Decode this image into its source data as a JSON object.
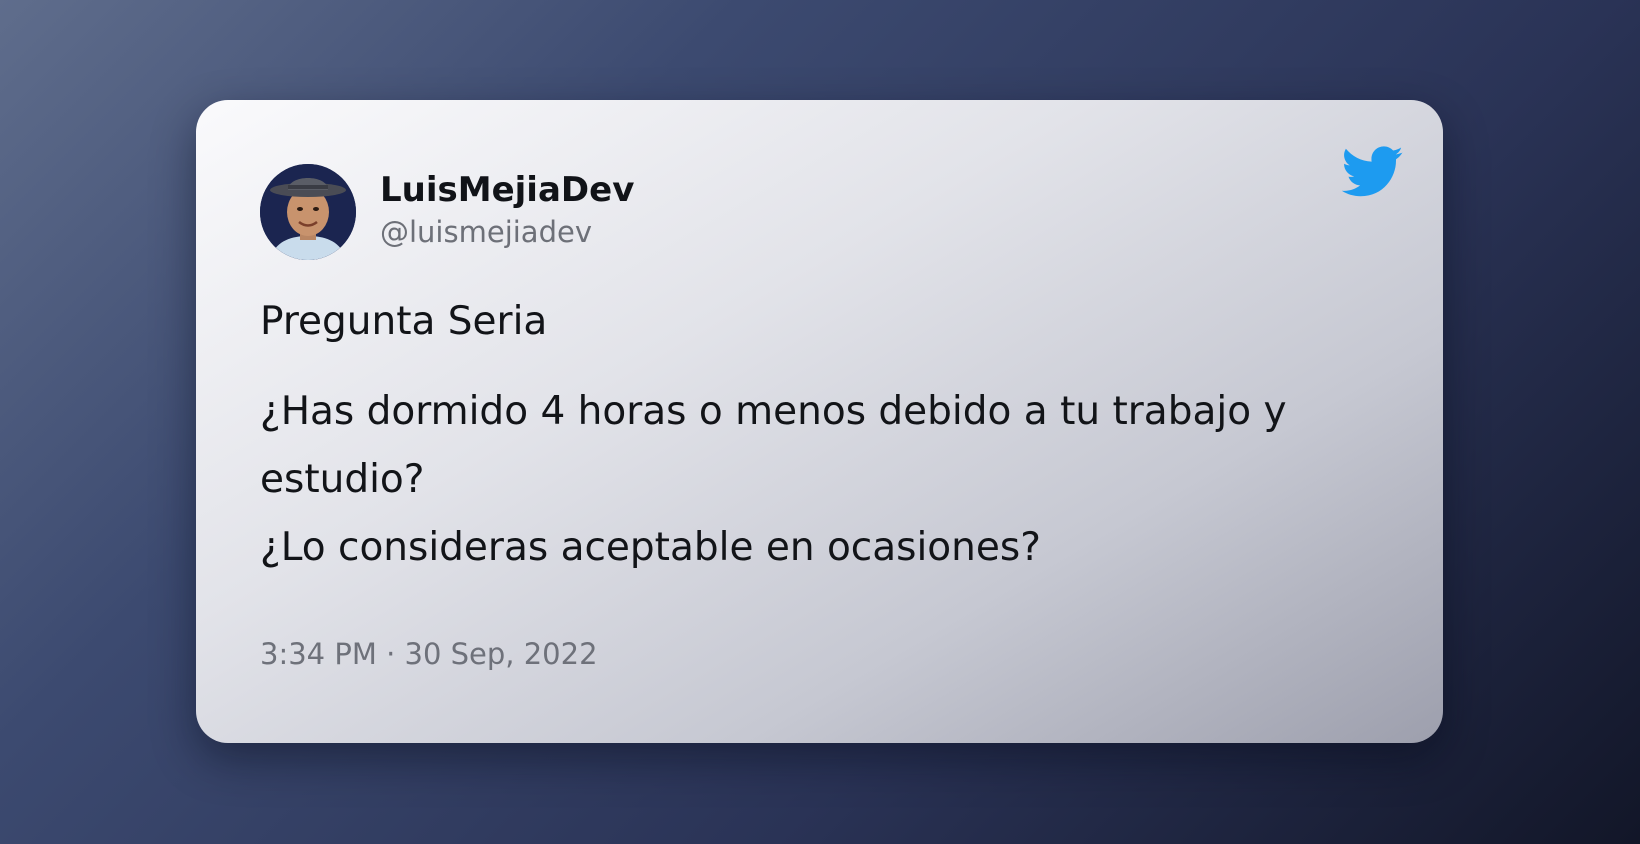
{
  "tweet": {
    "author": {
      "display_name": "LuisMejiaDev",
      "handle": "@luismejiadev",
      "avatar": "profile-photo"
    },
    "title": "Pregunta Seria",
    "question_1": "¿Has dormido 4 horas o menos debido a tu trabajo y estudio?",
    "question_2": "¿Lo consideras aceptable en ocasiones?",
    "timestamp": "3:34 PM · 30 Sep, 2022",
    "platform_icon": "twitter-bird-icon",
    "icon_color": "#1d9bf0"
  }
}
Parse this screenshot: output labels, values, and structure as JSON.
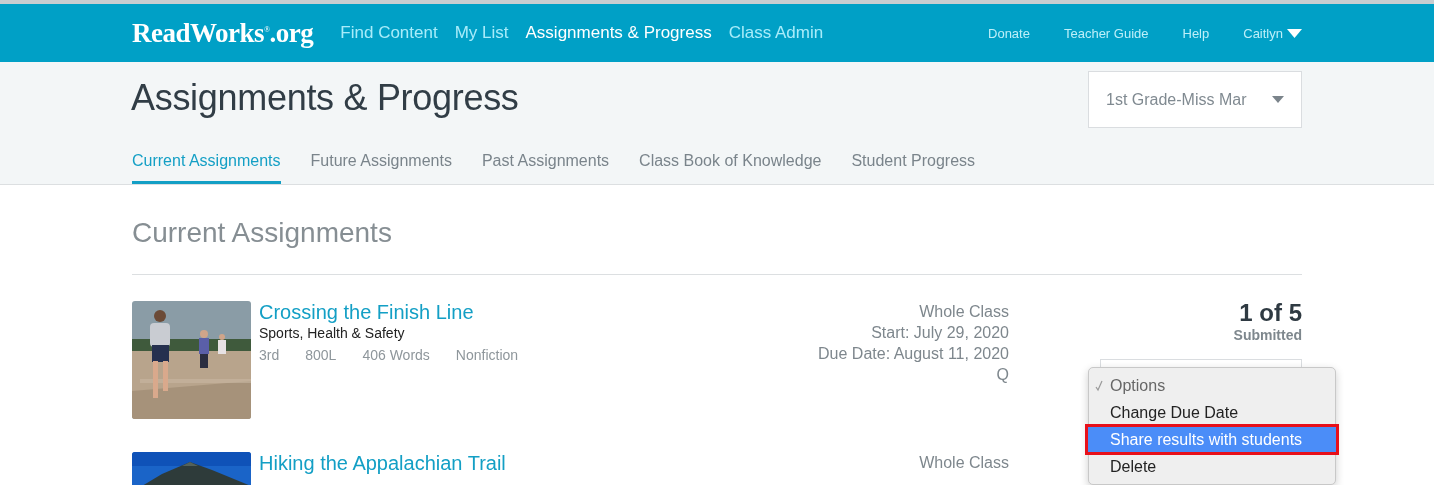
{
  "header": {
    "logo": "ReadWorks$^{®}$.org",
    "nav": [
      {
        "label": "Find Content",
        "selected": false
      },
      {
        "label": "My List",
        "selected": false
      },
      {
        "label": "Assignments & Progress",
        "selected": true
      },
      {
        "label": "Class Admin",
        "selected": false
      }
    ],
    "links": [
      "Donate",
      "Teacher Guide",
      "Help"
    ],
    "user": "Caitlyn"
  },
  "page": {
    "title": "Assignments & Progress",
    "class_select": "1st Grade-Miss Mar"
  },
  "tabs": [
    {
      "label": "Current Assignments",
      "selected": true
    },
    {
      "label": "Future Assignments",
      "selected": false
    },
    {
      "label": "Past Assignments",
      "selected": false
    },
    {
      "label": "Class Book of Knowledge",
      "selected": false
    },
    {
      "label": "Student Progress",
      "selected": false
    }
  ],
  "section_title": "Current Assignments",
  "assignments": [
    {
      "title": "Crossing the Finish Line",
      "topics": "Sports, Health & Safety",
      "meta": [
        "3rd",
        "800L",
        "406 Words",
        "Nonfiction"
      ],
      "picture": {
        "kind": "picture"
      },
      "info": [
        "Whole Class",
        "Start: July 29, 2020",
        "Due Date: August 11, 2020",
        "Q"
      ],
      "count": "1 of 5",
      "count_label": "Submitted"
    },
    {
      "title": "Hiking the Appalachian Trail",
      "picture": {
        "kind": "picture"
      },
      "info": [
        "Whole Class"
      ]
    }
  ],
  "options_menu": [
    {
      "label": "Options",
      "checked": true,
      "highlighted": false,
      "outlined": false
    },
    {
      "label": "Change Due Date",
      "checked": false,
      "highlighted": false,
      "outlined": false
    },
    {
      "label": "Share results with students",
      "checked": false,
      "highlighted": true,
      "outlined": true
    },
    {
      "label": "Delete",
      "checked": false,
      "highlighted": false,
      "outlined": false
    }
  ]
}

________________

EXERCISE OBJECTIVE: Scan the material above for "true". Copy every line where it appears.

ANSWER BOX:
        "selected": true
      "selected": true
      "checked": true,
      "highlighted": true,
      "outlined": true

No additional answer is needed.